(Input for this task begins)
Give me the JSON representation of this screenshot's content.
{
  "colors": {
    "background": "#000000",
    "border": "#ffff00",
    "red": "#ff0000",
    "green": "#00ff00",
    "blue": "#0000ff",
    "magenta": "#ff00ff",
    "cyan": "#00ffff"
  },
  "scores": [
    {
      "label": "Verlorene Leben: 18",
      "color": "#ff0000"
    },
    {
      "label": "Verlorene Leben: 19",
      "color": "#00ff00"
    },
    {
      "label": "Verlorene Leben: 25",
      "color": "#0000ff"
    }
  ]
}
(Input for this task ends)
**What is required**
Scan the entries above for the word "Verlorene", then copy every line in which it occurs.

**Answer to this problem**
      "label": "Verlorene Leben: 18",
      "label": "Verlorene Leben: 19",
      "label": "Verlorene Leben: 25",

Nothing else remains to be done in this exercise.